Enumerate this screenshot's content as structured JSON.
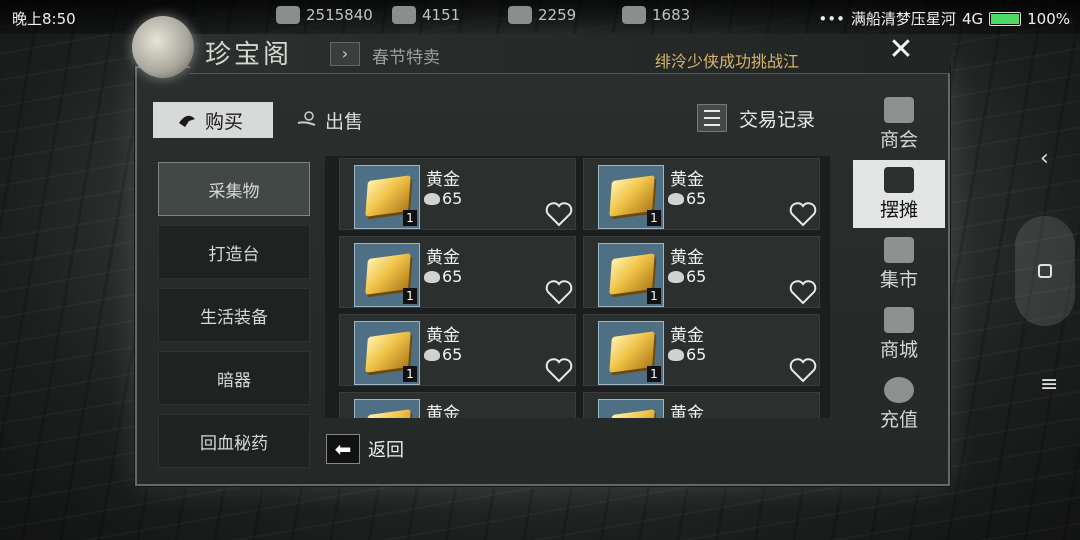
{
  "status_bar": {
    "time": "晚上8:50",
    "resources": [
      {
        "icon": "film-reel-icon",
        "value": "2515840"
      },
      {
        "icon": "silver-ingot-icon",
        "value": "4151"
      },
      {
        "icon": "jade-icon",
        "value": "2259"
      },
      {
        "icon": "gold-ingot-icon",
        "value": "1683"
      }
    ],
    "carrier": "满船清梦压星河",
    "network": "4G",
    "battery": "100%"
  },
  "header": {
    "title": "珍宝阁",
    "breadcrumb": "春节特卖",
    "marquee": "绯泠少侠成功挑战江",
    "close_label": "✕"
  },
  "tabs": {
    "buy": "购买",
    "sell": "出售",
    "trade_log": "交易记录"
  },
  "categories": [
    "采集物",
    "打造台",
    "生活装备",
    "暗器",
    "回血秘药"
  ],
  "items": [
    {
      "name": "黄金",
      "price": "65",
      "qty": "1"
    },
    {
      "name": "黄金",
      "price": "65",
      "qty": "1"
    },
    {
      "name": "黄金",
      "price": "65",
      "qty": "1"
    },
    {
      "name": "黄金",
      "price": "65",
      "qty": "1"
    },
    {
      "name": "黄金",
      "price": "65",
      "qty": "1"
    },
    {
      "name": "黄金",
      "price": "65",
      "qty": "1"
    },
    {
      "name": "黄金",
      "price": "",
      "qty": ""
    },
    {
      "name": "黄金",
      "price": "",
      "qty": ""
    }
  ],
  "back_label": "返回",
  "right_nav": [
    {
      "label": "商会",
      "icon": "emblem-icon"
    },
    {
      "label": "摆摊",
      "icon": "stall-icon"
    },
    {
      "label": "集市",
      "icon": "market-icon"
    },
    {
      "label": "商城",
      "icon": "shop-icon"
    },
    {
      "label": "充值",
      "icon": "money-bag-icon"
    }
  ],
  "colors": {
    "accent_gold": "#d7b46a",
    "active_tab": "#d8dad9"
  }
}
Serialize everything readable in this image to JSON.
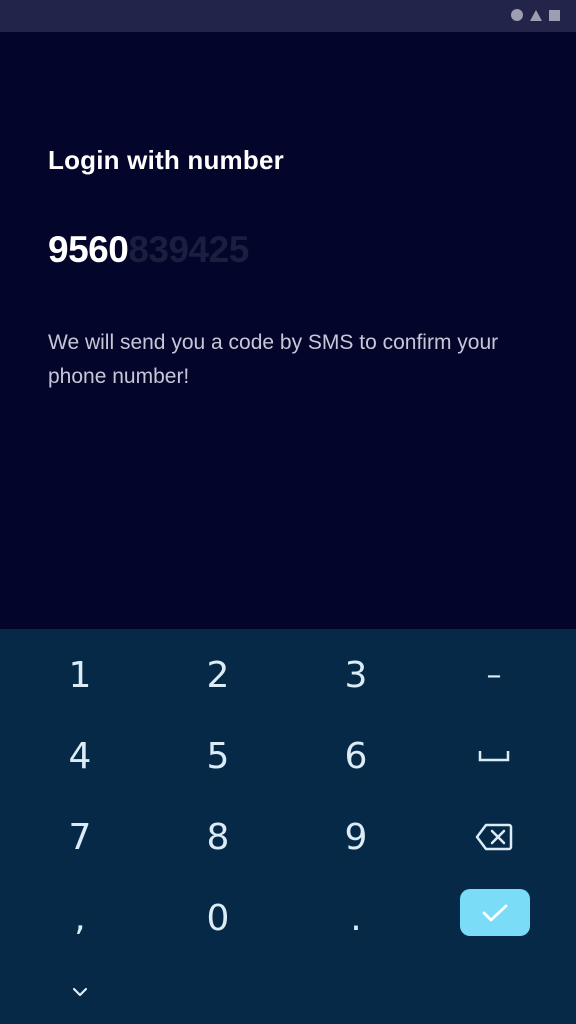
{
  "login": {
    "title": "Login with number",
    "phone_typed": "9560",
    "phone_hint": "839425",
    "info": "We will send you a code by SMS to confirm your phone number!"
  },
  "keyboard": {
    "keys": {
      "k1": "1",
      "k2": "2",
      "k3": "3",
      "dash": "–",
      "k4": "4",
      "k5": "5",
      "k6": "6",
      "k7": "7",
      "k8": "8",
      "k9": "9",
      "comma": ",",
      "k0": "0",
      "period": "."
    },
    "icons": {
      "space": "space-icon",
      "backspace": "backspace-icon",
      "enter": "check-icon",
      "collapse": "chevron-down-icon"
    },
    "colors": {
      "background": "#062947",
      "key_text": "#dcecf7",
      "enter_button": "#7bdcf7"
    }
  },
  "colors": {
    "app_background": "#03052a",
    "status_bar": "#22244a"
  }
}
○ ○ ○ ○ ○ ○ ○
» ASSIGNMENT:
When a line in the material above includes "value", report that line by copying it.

» RESPONSE TO THIS TASK:
        "value": "2515840"
        "value": "4151"
        "value": "2259"
        "value": "1683"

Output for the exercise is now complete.